┌─ SUPPLIED ENTRIES

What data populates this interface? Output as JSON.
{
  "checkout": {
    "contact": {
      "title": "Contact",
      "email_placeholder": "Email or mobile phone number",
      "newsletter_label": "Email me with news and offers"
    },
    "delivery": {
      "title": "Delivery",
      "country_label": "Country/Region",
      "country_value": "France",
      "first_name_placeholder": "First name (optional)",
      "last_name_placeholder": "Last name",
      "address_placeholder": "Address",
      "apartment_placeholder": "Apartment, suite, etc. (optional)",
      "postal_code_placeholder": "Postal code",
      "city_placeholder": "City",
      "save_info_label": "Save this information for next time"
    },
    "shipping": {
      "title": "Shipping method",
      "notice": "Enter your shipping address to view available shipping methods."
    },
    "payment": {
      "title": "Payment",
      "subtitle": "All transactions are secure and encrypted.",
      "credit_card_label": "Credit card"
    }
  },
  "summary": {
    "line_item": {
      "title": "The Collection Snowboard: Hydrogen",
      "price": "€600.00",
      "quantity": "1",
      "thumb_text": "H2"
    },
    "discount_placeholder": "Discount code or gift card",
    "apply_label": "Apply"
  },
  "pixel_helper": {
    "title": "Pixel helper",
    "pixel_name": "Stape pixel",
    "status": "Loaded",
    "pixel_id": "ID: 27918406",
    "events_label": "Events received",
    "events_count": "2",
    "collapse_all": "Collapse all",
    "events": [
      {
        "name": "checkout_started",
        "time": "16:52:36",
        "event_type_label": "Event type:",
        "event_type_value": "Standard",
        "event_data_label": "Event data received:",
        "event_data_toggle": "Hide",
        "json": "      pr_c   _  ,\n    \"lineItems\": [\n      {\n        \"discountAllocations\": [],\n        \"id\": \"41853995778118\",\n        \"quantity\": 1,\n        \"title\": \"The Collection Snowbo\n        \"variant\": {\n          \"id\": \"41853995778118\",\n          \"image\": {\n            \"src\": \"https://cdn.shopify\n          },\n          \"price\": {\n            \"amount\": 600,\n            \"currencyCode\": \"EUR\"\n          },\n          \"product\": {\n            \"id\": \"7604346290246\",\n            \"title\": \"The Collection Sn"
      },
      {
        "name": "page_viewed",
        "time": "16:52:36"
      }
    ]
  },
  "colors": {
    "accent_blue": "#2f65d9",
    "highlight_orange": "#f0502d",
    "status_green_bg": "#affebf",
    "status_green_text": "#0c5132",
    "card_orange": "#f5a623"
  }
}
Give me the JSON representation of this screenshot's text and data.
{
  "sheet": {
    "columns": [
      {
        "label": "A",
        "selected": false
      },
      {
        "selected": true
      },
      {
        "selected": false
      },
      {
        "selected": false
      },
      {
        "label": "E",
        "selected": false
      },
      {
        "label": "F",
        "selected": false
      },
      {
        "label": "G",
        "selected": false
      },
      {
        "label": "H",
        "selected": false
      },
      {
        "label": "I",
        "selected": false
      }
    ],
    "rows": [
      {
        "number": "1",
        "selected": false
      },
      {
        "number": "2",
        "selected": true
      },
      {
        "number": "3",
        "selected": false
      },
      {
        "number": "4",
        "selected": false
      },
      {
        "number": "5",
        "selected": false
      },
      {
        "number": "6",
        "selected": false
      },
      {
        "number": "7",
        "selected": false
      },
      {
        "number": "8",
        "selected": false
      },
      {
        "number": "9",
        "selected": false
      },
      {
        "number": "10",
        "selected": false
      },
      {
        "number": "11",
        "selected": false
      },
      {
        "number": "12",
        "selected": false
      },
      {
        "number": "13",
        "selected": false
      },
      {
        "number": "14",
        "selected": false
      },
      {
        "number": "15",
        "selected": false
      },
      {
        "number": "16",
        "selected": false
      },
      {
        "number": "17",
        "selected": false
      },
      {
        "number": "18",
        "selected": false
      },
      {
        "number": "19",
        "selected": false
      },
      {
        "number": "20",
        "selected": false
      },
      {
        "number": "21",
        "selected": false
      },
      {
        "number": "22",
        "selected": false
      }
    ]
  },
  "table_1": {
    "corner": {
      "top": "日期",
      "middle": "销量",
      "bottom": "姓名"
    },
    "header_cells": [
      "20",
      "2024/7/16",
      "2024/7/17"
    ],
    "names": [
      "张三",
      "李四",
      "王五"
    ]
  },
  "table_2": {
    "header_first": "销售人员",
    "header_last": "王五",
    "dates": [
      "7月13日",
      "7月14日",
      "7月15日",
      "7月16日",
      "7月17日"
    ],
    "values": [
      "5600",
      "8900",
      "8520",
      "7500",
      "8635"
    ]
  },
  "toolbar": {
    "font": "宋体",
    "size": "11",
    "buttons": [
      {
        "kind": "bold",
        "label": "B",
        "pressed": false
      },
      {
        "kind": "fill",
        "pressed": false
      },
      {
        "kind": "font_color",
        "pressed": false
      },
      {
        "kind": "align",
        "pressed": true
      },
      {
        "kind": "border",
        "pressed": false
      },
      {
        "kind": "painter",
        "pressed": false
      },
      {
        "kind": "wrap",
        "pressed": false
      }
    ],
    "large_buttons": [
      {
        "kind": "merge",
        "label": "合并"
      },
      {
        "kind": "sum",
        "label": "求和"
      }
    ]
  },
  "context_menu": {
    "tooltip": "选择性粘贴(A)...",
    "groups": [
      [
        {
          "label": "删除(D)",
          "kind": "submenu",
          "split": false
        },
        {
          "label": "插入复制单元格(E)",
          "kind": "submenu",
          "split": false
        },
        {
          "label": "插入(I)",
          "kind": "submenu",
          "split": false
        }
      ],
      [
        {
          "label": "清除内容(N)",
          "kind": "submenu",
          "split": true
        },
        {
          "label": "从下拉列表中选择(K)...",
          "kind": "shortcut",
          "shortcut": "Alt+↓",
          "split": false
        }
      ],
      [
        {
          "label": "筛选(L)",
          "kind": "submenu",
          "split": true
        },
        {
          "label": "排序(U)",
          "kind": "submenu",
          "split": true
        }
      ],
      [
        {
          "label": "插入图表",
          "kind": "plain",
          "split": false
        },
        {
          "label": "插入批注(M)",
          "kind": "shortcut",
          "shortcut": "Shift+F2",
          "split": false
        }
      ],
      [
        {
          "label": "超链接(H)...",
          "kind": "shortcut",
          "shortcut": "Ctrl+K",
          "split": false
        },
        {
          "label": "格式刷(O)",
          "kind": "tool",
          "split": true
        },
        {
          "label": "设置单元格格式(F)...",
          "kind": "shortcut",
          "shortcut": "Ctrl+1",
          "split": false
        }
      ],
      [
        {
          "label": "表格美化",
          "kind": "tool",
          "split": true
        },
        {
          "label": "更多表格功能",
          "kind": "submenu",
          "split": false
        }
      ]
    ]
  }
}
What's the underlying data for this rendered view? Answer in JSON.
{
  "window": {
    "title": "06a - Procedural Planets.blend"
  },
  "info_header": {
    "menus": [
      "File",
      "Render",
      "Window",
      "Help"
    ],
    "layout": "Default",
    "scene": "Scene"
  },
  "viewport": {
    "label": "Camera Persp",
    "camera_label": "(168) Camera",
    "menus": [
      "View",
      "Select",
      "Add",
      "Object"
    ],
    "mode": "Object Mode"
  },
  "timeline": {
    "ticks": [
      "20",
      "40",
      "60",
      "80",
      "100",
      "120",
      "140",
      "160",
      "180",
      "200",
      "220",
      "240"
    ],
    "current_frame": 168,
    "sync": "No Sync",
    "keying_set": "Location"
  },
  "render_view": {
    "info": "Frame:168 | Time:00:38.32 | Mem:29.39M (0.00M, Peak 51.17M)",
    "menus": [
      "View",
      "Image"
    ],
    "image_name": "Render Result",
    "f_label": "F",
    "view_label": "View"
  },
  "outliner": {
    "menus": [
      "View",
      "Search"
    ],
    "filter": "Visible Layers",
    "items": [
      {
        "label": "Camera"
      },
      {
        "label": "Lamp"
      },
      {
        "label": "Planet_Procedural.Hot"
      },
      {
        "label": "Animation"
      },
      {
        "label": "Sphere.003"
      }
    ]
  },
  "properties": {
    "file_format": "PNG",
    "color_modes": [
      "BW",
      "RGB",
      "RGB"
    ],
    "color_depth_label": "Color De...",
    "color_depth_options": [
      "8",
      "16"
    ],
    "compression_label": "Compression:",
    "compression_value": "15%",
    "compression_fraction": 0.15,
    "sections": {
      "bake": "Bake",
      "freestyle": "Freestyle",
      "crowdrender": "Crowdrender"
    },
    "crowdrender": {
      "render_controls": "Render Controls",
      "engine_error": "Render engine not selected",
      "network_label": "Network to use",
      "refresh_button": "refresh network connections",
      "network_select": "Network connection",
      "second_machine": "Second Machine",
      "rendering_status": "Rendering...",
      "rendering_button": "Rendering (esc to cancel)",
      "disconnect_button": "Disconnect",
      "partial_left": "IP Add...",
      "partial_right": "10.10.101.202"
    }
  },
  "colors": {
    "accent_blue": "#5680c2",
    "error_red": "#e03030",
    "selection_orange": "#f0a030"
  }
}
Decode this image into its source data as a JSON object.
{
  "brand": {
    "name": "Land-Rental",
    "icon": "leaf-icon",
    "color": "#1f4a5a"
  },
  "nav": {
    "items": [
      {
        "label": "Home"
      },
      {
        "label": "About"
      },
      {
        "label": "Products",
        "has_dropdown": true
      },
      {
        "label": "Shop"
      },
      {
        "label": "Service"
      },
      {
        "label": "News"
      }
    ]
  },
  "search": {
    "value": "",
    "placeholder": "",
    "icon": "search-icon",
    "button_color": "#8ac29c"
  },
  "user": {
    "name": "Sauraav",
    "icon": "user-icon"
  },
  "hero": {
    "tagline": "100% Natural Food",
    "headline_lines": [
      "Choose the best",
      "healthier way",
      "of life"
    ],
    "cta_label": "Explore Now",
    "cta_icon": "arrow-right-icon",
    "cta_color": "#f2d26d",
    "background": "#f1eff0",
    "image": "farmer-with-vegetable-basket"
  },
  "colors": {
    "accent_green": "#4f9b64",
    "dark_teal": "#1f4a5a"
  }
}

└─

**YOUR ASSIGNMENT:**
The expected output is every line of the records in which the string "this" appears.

**RESULT OF THE TASK:**
What data populates this interface? Output as JSON.
      "save_info_label": "Save this information for next time"
Give me the JSON representation of this screenshot's text and data.
What's the underlying data for this rendered view? Answer in JSON.
Decode this image into its source data as a JSON object.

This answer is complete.